The Programme

The Programme


Course Outline & Structure


The year-long academic course is structured as follows:


·         Four month-long classes, divided in three core study modules, which run from October until the end of January in Venice

·         Three-month internship in any possible country (self applied, with assistance from the course team)

·         Five month-long period devoted to the final thesis (curatorial project)


Seminars form the core of each module’s programme, led by a select group of Professors from IUAV and fed into by a collection of Visiting Professors from a range of different disciplines and institutional backgrounds. The intention is to encourage a continual open dialogue through group discussions in order to develop ideas related to new exhibition formats, means of communication, and the expanding horizon of contemporary “curatorship”.


Lectures will be delivered by numerous curators, professionals and cultural practitioners including designers and architects. Key topic discussions will be based on required readings and the collective analysis of major theorists and critics (critical writing exercises will be a regular practice during the three study modules). In addition, field trips will be arranged in order to offer participants in the course an opportunity to visualise and analyse curatorial strategies from the past and the present.



History, Theory, and Contemporary Practice

The module will focus on the historical evolution of “curatorship” and exhibition making, with a close attention given to contemporary case studies in the fields of architecture and design. A comparative analysis of exhibition making between art and architecture will form the area of discourse for seminar discussions.



Object, Subject, Format

This module will focus on topics related to the purpose of the exhibition, examining ideas related to the nature of the object, the narrative of the subject, and the experimental potentiality of format.

Key areas that will be discussed include: representation and presentation in architecture and design, and the strategies and languages for display and communication within a wide variety of media.

Part of this module will be dedicated to the specific approach and project plan for the participant’s individual curatorial thesis project. This will assume the format of a Catalogue Essay. A colloquia will be convened and will bring together critics and writers, experts in visual media, semiotics, and anthropology, as well as practicing curators.



Thinking Outside the (Museum) Box

The first part of this module will be wholly devoted to subjects related to the museum, large international exhibitions and public spaces, and the spatial dynamics and behaviour of the public – including the role of digital platforms and social networks.

The second part of this module will be framed as a laboratory in which skillsets acquired thus far will be applied in order to analyse and verify the strategies outlined in the exhibitions of La Biennale di Venezia during scheduled group visits. Particular emphasis will be paid to proposals that open and merge with other disciplinary areas and generate reflections on the current boundaries of curatorial practice.



At the end of the third module, students will begin a three month-long internship in one of a broad range of possible institutions, organisations, and companies.
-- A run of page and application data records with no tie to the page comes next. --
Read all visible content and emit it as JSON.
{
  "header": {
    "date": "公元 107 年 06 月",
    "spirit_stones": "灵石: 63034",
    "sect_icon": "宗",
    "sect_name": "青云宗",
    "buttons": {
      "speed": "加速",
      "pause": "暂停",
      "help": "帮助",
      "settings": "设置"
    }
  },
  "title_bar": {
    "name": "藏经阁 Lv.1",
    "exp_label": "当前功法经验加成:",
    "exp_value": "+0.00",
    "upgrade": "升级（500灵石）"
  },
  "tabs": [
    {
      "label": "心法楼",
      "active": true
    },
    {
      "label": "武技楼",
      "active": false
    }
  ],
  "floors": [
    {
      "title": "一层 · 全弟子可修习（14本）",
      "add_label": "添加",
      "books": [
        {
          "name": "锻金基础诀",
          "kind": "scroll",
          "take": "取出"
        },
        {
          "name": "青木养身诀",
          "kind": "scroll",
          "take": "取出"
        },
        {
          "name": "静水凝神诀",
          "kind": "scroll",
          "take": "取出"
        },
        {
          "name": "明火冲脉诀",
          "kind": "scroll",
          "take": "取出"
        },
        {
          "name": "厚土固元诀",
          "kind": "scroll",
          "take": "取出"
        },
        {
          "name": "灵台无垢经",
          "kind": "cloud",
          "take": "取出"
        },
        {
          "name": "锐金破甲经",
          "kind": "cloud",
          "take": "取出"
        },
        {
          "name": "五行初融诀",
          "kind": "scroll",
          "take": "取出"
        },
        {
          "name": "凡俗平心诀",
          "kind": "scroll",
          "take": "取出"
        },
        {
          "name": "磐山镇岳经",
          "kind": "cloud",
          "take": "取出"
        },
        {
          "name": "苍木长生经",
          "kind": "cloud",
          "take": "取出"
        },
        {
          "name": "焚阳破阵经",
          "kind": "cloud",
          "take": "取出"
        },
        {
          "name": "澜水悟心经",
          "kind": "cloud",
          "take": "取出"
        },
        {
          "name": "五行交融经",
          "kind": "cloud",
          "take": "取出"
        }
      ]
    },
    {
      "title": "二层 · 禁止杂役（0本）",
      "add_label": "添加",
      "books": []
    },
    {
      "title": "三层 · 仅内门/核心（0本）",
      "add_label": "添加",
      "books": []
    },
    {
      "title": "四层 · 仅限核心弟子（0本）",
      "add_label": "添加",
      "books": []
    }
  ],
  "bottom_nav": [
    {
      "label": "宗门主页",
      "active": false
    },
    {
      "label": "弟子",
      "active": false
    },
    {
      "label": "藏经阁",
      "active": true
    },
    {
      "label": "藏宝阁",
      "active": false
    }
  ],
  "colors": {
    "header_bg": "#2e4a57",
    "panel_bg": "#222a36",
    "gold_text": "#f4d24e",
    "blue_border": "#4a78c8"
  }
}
This placement can be within museums, cultural institutions (such as the Biennale, Triennale), with autonomous professionals, online publishing platforms, or with print media. The experience of this internship is not only a moment to complement further independent research and to have hands-on curatorial practice, but is also an opportunity to build real-world relationships and future collaborations with colleagues and professionals involved in the expanded curatorial field.



The course culminates in an independent thesis, conceived as an academically rigorous written research for an original exhibition project. The output will be a Catalogue containing an essay explaining the conceptual framework, the elements to be explored, the concept for display within a determined space, and a complete and thorough description of all the topics required to materialize the exhibition project. The final presentation can assume different formats according to the theme and strategies.

During all of the modules, class time will be dedicated to the thesis theme with faculty tutors. The thesis project will be presented by the student and discussed with board comprised of faculty members following the internship